Just when V and I thought we have been to every place within reasonable driving distance from Perth worth visiting, we discovered this beautiful spot, the Mundaring Weir, just 40 kilometres out of Perth on a weekend trip with our friends Puneeta and Deepinder.
While enjoying the mesmerizing view, we learnt about its history too. The weir was the start of a water pipeline which distributed water to agricultural towns in the wheatbelt area, spanning 700 kilometres in all. It was the brainchild of an Irishman Charles Yelverton O’Connor, who initiated the plans for its construction in 1895. Originally dubbed “a scheme of madness”, the plans were fiercely opposed in Parliament and the approval wasn’t granted until 1898. Even after construction started, O’Connor became a victim of vicious campaigns and criticism that led him to take his own life in March 1902. Had he been able to withstand the pressure for another year, he would have seen the Mundaring Weir completed and how the water scheme changed Western Australia forever. Instead, the world lost an engineering mastermind.
Going to places we’ve never been, and gaining new knowledge and experiences have always been a passion V and I share.

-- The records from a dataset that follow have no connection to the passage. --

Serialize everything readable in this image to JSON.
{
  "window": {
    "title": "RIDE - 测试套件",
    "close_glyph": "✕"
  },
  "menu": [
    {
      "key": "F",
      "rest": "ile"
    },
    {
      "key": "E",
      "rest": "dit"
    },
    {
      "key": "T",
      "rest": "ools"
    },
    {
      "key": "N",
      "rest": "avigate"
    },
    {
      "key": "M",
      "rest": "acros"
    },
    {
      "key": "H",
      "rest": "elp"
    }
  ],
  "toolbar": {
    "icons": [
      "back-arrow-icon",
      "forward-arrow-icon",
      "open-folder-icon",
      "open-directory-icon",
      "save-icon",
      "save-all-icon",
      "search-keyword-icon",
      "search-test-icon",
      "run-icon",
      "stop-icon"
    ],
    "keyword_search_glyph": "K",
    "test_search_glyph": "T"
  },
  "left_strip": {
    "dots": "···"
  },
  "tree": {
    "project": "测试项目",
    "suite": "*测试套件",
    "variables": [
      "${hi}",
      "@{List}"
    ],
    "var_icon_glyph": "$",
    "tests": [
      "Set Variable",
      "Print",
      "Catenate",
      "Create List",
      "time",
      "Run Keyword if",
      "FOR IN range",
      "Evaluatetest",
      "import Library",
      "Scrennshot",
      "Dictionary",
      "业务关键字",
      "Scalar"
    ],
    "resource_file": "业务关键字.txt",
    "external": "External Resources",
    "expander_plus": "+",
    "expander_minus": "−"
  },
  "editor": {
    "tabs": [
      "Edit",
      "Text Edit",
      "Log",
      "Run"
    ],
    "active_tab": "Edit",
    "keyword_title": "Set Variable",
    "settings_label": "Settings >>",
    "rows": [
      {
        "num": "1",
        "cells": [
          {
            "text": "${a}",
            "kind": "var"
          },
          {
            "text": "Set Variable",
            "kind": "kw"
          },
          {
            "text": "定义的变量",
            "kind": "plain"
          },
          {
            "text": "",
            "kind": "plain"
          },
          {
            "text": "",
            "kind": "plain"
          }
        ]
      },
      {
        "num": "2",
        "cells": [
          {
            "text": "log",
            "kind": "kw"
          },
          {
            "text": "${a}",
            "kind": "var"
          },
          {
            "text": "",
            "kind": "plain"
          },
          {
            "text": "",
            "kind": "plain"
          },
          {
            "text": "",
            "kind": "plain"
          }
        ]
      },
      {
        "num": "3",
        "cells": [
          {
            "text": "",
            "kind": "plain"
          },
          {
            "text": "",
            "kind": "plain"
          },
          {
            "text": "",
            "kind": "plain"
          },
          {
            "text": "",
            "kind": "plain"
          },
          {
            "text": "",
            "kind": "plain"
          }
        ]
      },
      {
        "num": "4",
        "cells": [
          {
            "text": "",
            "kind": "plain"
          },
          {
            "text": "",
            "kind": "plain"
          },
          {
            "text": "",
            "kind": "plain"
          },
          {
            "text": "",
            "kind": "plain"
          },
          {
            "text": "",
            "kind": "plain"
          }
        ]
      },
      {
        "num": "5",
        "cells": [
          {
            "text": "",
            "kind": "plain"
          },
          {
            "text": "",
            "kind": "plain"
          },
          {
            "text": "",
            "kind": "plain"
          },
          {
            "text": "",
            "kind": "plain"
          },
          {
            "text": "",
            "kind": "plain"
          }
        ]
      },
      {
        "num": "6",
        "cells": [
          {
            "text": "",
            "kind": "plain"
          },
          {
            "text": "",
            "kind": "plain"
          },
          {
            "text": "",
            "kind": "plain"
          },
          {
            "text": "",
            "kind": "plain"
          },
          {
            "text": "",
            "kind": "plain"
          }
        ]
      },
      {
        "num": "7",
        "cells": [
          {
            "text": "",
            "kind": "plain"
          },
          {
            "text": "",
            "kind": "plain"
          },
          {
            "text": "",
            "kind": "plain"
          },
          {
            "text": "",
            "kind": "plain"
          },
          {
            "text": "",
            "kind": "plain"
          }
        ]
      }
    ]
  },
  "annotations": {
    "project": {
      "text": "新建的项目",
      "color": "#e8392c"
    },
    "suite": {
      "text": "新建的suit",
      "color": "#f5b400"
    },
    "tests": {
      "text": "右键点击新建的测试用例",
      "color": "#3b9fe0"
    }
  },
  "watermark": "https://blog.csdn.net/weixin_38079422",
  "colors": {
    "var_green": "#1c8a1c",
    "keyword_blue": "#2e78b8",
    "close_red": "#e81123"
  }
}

That’s why we grabbed the opportunity to live and work in Perth and both of us can’t be happier for how it’s turned out. We’re at the end of this leg of our journey though and we are currently scheduled to leave Perth at the end of the month. There are definitely bittersweet feelings as Perth has been our home for the past one and a half year, but we’re deeply grateful for the experience and excited to find out where work will take us next.
Photos by Arnold Hozana